Style - Civilisation

Following four initial editions, the fifth Triennale di Milano opened on 10 May 1933. It was the first to be organised under the auspices of the newly created Bureau International des Expositions (BIE), after being recognised on 27 October 1932.

Architecture was the protagonist of this edition of the Triennale, under the influence of the Italian Government of the time, which focused on modern architecture and figurative art, with an extensive series of murals and sculptures coordinated by Mario Sironi. The majority of international participants contributed to the Exhibition of Decorative and Industrial Arts, which was relegated to a secondary role.

Triennale di Milano 1933 was the first edition to take place in the newly built Pallazzo dell’Arte, designed by Giovanni Muzio. Various parts of the building were decorated by the best of Italian artists, including Massimo Campigli, Carlo Carrà, Felice Casorati, Giorgio de Chirico, Achille Funi, Marino Marini, Arturo Martini and Gino Severini.

The fifth Triennale also marked the beginning of a custom: the utilisation of the Parco Sempione as an open-air museum, with the erection of 40 temporary constructions. Overlooking them all was a permanent structure – Gio Ponti’s Torre Littoria, which has since been renamed Torre Branca. The majority of the temporary buildings were designed by rationalist architects.
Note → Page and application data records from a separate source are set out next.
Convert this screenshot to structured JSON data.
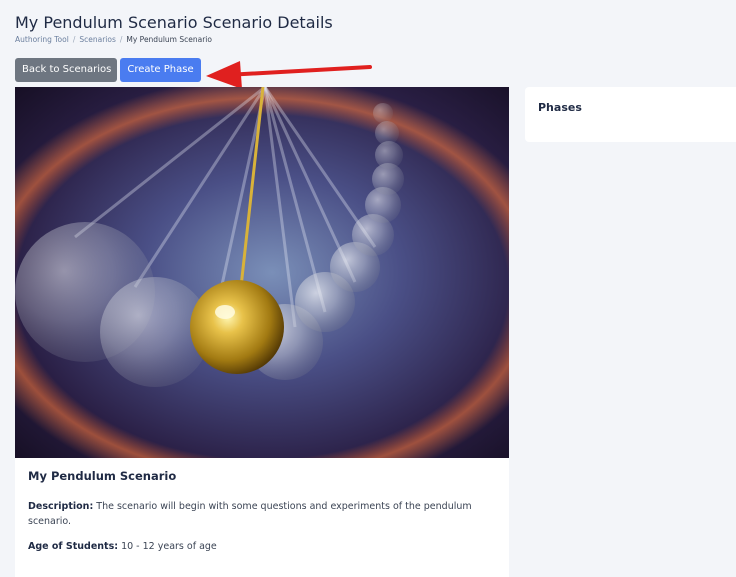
{
  "header": {
    "title": "My Pendulum Scenario Scenario Details",
    "breadcrumb": [
      "Authoring Tool",
      "Scenarios",
      "My Pendulum Scenario"
    ],
    "breadcrumb_separator": "/"
  },
  "toolbar": {
    "back_label": "Back to Scenarios",
    "create_label": "Create Phase"
  },
  "scenario": {
    "name": "My Pendulum Scenario",
    "description_label": "Description:",
    "description": "The scenario will begin with some questions and experiments of the pendulum scenario.",
    "age_label": "Age of Students:",
    "age": "10 - 12 years of age"
  },
  "phases": {
    "title": "Phases"
  },
  "colors": {
    "accent": "#4a7cf0",
    "secondary_button": "#6e7681",
    "annotation_arrow": "#e0201f",
    "background": "#f3f5f9"
  }
}
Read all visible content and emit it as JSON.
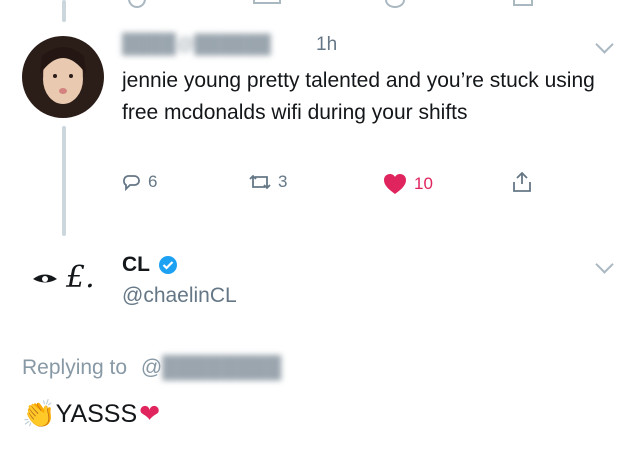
{
  "tweet": {
    "time": "1h",
    "text": "jennie young pretty talented and you’re stuck using free mcdonalds wifi during your shifts",
    "actions": {
      "replies": "6",
      "retweets": "3",
      "likes": "10"
    }
  },
  "profile": {
    "name": "CL",
    "handle": "@chaelinCL",
    "logo_text": "£."
  },
  "reply": {
    "replying_label": "Replying to",
    "at_prefix": "@",
    "text": "YASSS",
    "leading_emoji": "👏",
    "trailing_emoji": "❤"
  },
  "colors": {
    "like_red": "#e0245e",
    "verified_blue": "#1da1f2",
    "meta_gray": "#8899a6"
  }
}
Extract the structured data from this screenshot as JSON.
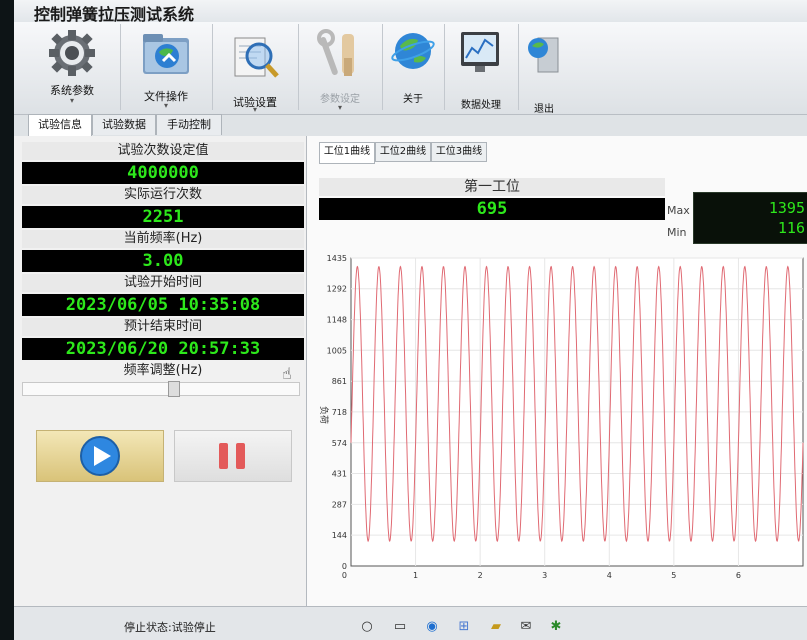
{
  "app": {
    "title": "控制弹簧拉压测试系统"
  },
  "toolbar": {
    "items": [
      {
        "label": "系统参数"
      },
      {
        "label": "文件操作"
      },
      {
        "label": "试验设置"
      },
      {
        "label": "参数设定"
      },
      {
        "label": "关于"
      },
      {
        "label": "数据处理"
      },
      {
        "label": "退出"
      }
    ]
  },
  "left_tabs": [
    {
      "label": "试验信息"
    },
    {
      "label": "试验数据"
    },
    {
      "label": "手动控制"
    }
  ],
  "info": {
    "set_count_label": "试验次数设定值",
    "set_count_value": "4000000",
    "run_count_label": "实际运行次数",
    "run_count_value": "2251",
    "freq_label": "当前频率(Hz)",
    "freq_value": "3.00",
    "start_label": "试验开始时间",
    "start_value": "2023/06/05 10:35:08",
    "end_label": "预计结束时间",
    "end_value": "2023/06/20 20:57:33",
    "freq_adjust_label": "频率调整(Hz)",
    "freq_adjust_level": 0.55
  },
  "curve_tabs": [
    {
      "label": "工位1曲线"
    },
    {
      "label": "工位2曲线"
    },
    {
      "label": "工位3曲线"
    }
  ],
  "station": {
    "title": "第一工位",
    "value": "695",
    "max_label": "Max",
    "min_label": "Min",
    "max_value": "1395",
    "min_value": "116"
  },
  "chart_data": {
    "type": "line",
    "title": "",
    "xlabel": "",
    "ylabel": "负荷",
    "ylim": [
      0,
      1435
    ],
    "y_ticks": [
      "0",
      "144",
      "287",
      "431",
      "574",
      "718",
      "861",
      "1005",
      "1148",
      "1292",
      "1435"
    ],
    "x_ticks": [
      "1",
      "2",
      "3",
      "4",
      "5",
      "6"
    ],
    "xlim": [
      0,
      7
    ],
    "series": [
      {
        "color": "#e06a73",
        "amplitude_max": 1395,
        "amplitude_min": 116,
        "frequency_hz": 3.0,
        "start_value": 574
      }
    ]
  },
  "status": {
    "text": "停止状态:试验停止"
  },
  "colors": {
    "display_green": "#2de81b",
    "display_bg": "#000000",
    "curve": "#e06a73"
  }
}
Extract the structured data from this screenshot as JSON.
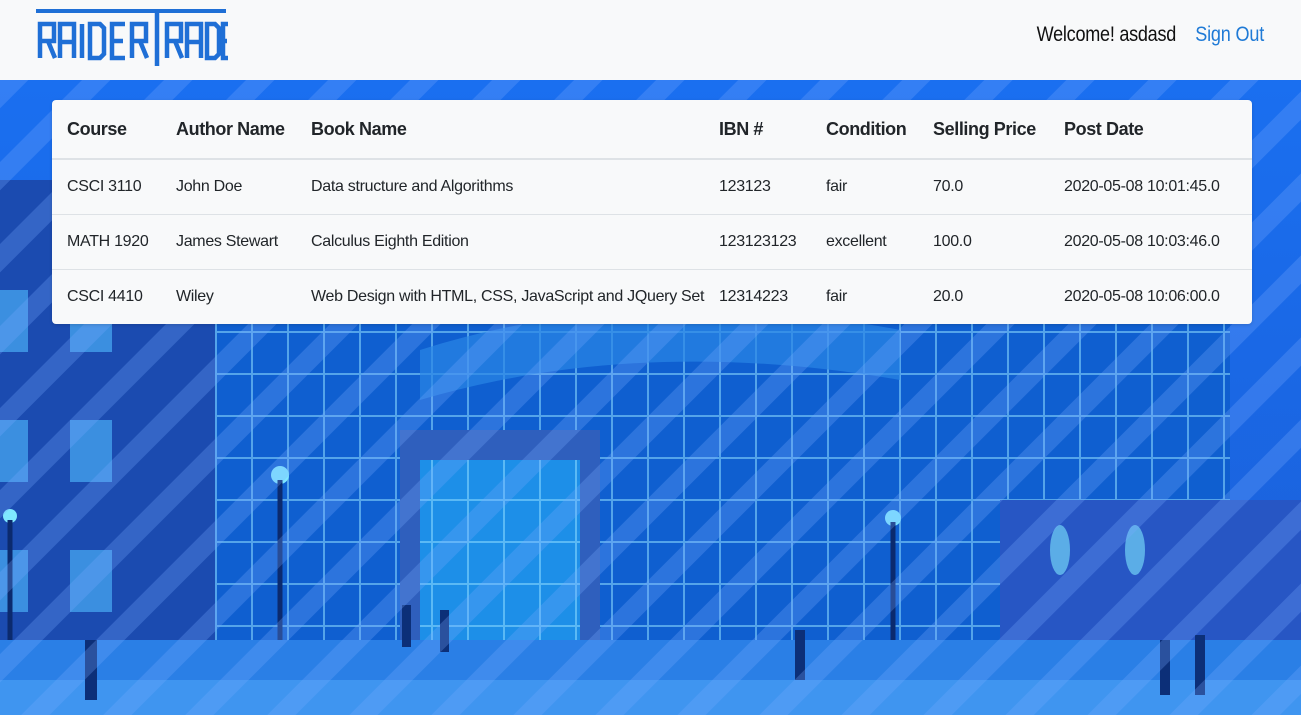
{
  "header": {
    "logo_text": "RAIDERTRADE",
    "welcome_text": "Welcome! asdasd",
    "signout_label": "Sign Out"
  },
  "table": {
    "columns": [
      "Course",
      "Author Name",
      "Book Name",
      "IBN #",
      "Condition",
      "Selling Price",
      "Post Date"
    ],
    "rows": [
      [
        "CSCI 3110",
        "John Doe",
        "Data structure and Algorithms",
        "123123",
        "fair",
        "70.0",
        "2020-05-08 10:01:45.0"
      ],
      [
        "MATH 1920",
        "James Stewart",
        "Calculus Eighth Edition",
        "123123123",
        "excellent",
        "100.0",
        "2020-05-08 10:03:46.0"
      ],
      [
        "CSCI 4410",
        "Wiley",
        "Web Design with HTML, CSS, JavaScript and JQuery Set",
        "12314223",
        "fair",
        "20.0",
        "2020-05-08 10:06:00.0"
      ]
    ]
  },
  "colors": {
    "brand_blue": "#1f6fd6",
    "overlay_blue": "#1f5fd6",
    "link_blue": "#1f7ad6",
    "card_bg": "#f8f9fa"
  }
}
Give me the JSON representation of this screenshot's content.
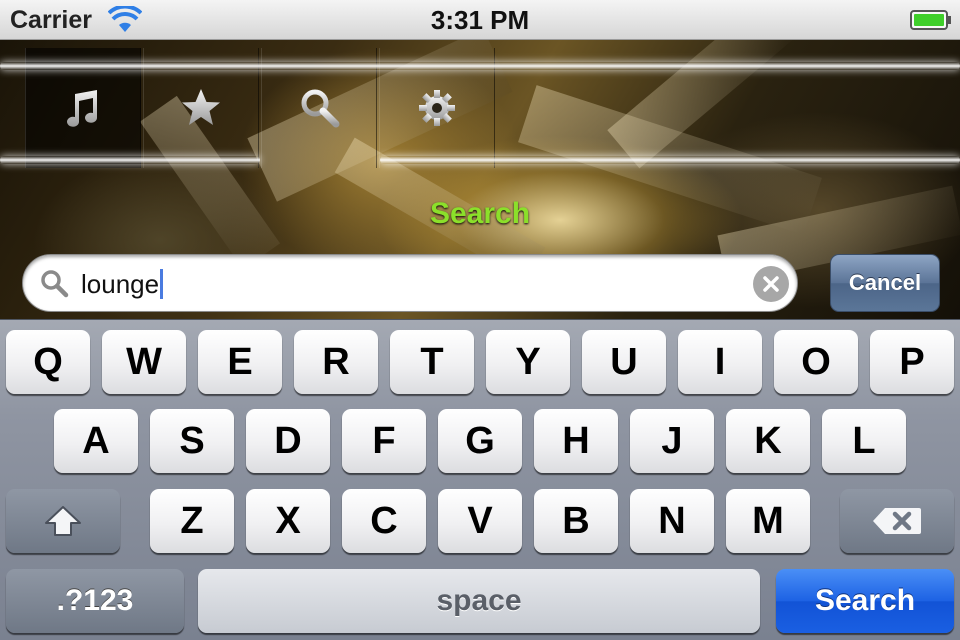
{
  "status_bar": {
    "carrier": "Carrier",
    "time": "3:31 PM",
    "wifi_icon": "wifi-icon",
    "battery_icon": "battery-full-icon",
    "battery_color": "#3fcf2a"
  },
  "tab_bar": {
    "tabs": [
      {
        "icon": "music-note-icon",
        "selected": true
      },
      {
        "icon": "star-icon",
        "selected": false
      },
      {
        "icon": "magnifier-icon",
        "selected": false
      },
      {
        "icon": "gear-icon",
        "selected": false
      }
    ]
  },
  "screen": {
    "title": "Search",
    "title_color": "#8be02a"
  },
  "search": {
    "value": "lounge",
    "cancel_label": "Cancel"
  },
  "keyboard": {
    "row1": [
      "Q",
      "W",
      "E",
      "R",
      "T",
      "Y",
      "U",
      "I",
      "O",
      "P"
    ],
    "row2": [
      "A",
      "S",
      "D",
      "F",
      "G",
      "H",
      "J",
      "K",
      "L"
    ],
    "row3": [
      "Z",
      "X",
      "C",
      "V",
      "B",
      "N",
      "M"
    ],
    "numbers_label": ".?123",
    "space_label": "space",
    "return_label": "Search",
    "return_color": "#1d62e4"
  }
}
Overall, the exhibition was a reflection of modern European architecture and of Italian Rationalism, recognised by the Italian Government of the era as the technical and cultural vanguard of the national modernisation process.